Myanmar panel probing Rohingya crisis pledges independence

Myanmar panel probing Rohingya crisis pledges independence
Philippine diplomat Rosario Manalo talks during a press briefing at a hotel in Naypyitaw, Myanmar Thursday, Aug. 16, 2018. Government-appointed Rakhine panel tasked to investigate allegations of human rights abuses in Rakhine State has been set up in response to demands from the international community for a proper investigation into last year’s events that saw 700,000 Rohingya Muslims flee Rakhine state for Bangladesh. (AP Photo/Aung Shine Oo)

NAYPYITAW, Myanmar (AP) — Members of a commission established by Myanmar’s government to investigate human rights violations in western Rakhine state, from which 700,000 members of the Muslim Rohingya minority fled brutal army operations, have pledged to be impartial.

The Independent Commission of Enquiry held its first formal meeting Thursday in the capital, Naypyitaw, a day after holding talks with the country’s leader, State Counsellor Aung San Suu Kyi.

The commission’s chairwoman, former Philippine diplomat Rosario Manolo, said at a news conference that the panel will be “independent, impartial and neutral.”
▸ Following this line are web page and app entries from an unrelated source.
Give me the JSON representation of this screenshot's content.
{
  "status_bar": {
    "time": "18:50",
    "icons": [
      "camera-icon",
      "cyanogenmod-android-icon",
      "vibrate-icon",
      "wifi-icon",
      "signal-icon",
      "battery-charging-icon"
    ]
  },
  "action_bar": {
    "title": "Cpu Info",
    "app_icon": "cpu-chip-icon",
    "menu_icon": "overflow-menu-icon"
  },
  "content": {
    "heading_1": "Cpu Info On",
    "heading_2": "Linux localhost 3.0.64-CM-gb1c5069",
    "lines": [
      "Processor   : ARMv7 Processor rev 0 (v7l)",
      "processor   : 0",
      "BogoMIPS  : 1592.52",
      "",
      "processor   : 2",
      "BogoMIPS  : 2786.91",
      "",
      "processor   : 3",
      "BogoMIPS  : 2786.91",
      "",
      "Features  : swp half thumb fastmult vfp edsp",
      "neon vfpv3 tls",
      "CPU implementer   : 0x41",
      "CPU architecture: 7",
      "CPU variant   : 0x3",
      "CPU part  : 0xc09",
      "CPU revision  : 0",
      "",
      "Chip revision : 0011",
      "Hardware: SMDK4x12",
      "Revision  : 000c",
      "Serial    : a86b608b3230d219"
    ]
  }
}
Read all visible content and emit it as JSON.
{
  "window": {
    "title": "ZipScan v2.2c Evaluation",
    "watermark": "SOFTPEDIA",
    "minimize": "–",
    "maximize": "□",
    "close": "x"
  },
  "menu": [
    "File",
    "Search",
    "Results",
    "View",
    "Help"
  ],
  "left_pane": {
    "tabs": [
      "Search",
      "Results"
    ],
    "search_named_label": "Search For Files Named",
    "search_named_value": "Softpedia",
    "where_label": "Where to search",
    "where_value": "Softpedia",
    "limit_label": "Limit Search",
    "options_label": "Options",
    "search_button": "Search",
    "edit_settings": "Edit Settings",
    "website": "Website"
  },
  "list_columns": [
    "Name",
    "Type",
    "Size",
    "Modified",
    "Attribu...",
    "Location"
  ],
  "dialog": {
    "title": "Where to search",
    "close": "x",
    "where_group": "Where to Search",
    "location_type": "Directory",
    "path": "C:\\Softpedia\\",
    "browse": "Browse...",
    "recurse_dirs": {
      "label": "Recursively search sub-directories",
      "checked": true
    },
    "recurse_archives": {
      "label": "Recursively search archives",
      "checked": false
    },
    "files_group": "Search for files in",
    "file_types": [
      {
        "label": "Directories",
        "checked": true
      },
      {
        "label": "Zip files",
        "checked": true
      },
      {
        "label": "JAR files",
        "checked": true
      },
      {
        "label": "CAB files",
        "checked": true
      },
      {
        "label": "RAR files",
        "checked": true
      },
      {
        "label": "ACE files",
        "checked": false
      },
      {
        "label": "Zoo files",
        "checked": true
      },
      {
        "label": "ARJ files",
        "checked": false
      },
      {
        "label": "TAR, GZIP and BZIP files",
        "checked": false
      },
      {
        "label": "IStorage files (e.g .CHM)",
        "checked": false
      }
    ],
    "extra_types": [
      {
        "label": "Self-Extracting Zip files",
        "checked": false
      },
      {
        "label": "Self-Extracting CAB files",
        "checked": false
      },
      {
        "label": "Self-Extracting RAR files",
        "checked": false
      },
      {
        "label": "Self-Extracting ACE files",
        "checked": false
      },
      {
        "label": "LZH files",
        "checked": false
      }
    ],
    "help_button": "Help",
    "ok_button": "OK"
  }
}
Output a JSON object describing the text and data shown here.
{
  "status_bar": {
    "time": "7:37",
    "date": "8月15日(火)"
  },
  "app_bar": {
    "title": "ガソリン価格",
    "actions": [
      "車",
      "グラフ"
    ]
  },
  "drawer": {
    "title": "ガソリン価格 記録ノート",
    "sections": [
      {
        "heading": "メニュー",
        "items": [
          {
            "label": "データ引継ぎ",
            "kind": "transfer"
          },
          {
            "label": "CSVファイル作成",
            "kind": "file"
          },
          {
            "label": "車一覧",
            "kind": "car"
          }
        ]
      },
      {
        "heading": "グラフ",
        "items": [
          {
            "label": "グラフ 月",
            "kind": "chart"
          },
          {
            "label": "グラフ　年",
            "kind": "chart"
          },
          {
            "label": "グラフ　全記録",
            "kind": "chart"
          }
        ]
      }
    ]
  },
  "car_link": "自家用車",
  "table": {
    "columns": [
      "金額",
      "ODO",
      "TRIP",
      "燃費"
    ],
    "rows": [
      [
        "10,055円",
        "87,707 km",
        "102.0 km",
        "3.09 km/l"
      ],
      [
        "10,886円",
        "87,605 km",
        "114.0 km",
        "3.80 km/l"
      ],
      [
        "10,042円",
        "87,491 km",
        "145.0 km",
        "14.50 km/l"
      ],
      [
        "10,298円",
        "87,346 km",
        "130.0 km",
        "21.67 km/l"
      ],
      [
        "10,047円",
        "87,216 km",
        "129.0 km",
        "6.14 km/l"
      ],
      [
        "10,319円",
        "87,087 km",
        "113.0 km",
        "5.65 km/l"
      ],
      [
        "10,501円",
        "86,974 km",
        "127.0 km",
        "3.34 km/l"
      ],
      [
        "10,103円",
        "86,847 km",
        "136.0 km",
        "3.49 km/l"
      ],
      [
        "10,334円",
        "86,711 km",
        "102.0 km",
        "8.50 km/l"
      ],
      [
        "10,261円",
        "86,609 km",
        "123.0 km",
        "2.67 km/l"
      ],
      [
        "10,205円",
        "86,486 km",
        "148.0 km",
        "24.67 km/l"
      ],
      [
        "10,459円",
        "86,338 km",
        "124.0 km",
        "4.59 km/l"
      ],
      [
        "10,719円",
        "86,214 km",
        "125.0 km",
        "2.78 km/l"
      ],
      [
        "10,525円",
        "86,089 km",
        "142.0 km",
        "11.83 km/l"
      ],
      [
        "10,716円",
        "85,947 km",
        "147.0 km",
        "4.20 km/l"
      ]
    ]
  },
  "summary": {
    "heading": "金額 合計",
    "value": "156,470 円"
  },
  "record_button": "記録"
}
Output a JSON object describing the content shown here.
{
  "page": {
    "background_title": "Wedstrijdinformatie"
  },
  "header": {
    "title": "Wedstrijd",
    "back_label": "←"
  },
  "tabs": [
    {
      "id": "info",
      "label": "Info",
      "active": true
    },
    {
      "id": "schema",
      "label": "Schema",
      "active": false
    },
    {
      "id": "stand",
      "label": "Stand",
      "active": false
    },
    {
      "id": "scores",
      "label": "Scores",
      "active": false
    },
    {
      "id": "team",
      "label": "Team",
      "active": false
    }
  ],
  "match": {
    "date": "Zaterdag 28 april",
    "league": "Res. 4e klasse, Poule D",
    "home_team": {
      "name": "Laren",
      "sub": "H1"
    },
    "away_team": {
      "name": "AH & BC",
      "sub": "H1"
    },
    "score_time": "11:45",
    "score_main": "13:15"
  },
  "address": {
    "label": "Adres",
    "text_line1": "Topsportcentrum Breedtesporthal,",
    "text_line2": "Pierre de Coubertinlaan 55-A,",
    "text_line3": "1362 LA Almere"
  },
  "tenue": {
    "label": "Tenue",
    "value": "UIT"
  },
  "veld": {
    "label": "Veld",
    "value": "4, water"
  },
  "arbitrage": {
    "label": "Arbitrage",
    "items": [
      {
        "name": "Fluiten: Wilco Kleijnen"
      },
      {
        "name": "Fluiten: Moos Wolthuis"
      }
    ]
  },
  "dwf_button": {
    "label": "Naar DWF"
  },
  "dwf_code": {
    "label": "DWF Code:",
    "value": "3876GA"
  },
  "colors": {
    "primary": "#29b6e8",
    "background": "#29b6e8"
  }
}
The commission was established after rights groups called for the International Criminal Court to investigate alleged abuses by the army against the Rohingya, including murder, mass rape and the destruction of villages.